French revolutionary philosophers and the socialist theoreticians who followed them in the early 1800s were captured by what British socialist Graham Wallas called the liberal fallacy: the self-absorbed assumption that whatever their reasoning told them had, by definition, to be the truth and, furthermore, that everyone else on earth would naturally agree with their conclusions. It is a form of tunnel vision that ignores all factors other than what interests liberals.
We see this today in the prescriptions of liberal Republicans and liberal Democrats. They are confident that, because they abhor war, so too does Al Queda. Because liberals are willing to relinquish our national sovereignty to the UN, confident that every dispute can be resolved by rational discussion, they assume Islamic jihadists are wired the same way.
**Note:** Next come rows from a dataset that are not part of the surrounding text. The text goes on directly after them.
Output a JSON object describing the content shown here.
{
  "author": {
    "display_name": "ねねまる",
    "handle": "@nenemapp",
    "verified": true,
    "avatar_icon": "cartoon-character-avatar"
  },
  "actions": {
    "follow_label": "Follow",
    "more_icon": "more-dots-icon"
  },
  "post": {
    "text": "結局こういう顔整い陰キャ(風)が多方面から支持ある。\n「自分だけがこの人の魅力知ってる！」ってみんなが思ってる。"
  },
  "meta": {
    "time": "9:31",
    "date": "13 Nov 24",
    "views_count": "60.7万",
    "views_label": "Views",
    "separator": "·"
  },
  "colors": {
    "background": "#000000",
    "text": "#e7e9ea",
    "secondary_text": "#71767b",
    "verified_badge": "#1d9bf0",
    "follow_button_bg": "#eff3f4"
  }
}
At the apogee of atheistic materialism, in the 1830s, Auguste Comte's well-intentioned expectation was that all the world would quickly recognize the superiority of his Positivistic philosophy and its Religion of Humanity. People from the rest of Europe, from America, and from Asia, he assumed, would all come to sit worshipfully at his feet to learn the proper new system of socialist government and its canon of materialistic ethics.
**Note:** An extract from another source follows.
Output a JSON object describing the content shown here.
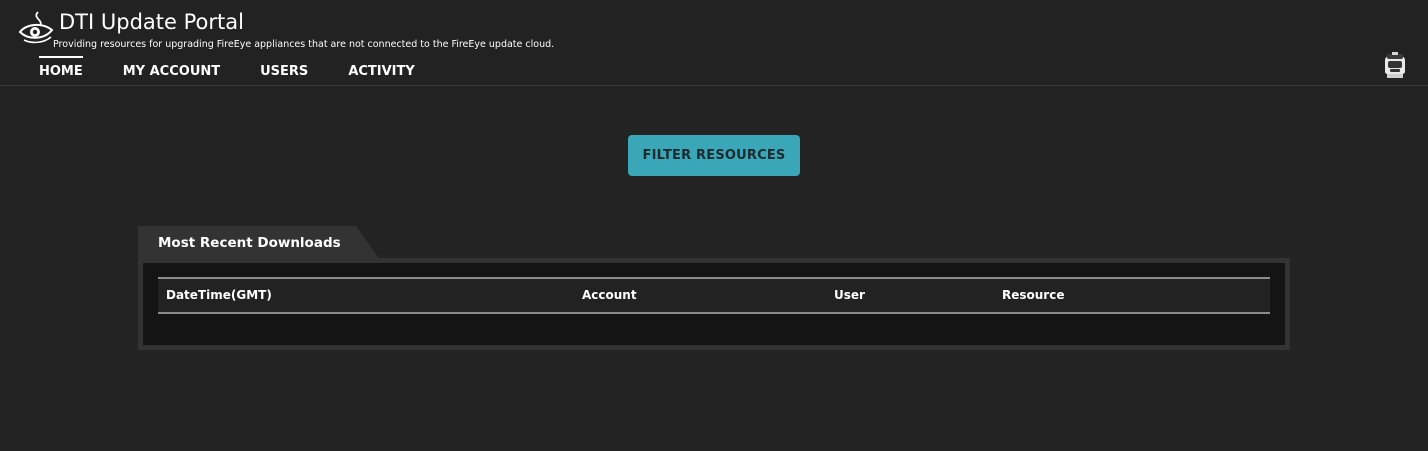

Central to the process, of course, would be accepting the belief that there is no God other than human reason and that the proper object of worship is Man in the abstract, Humanity.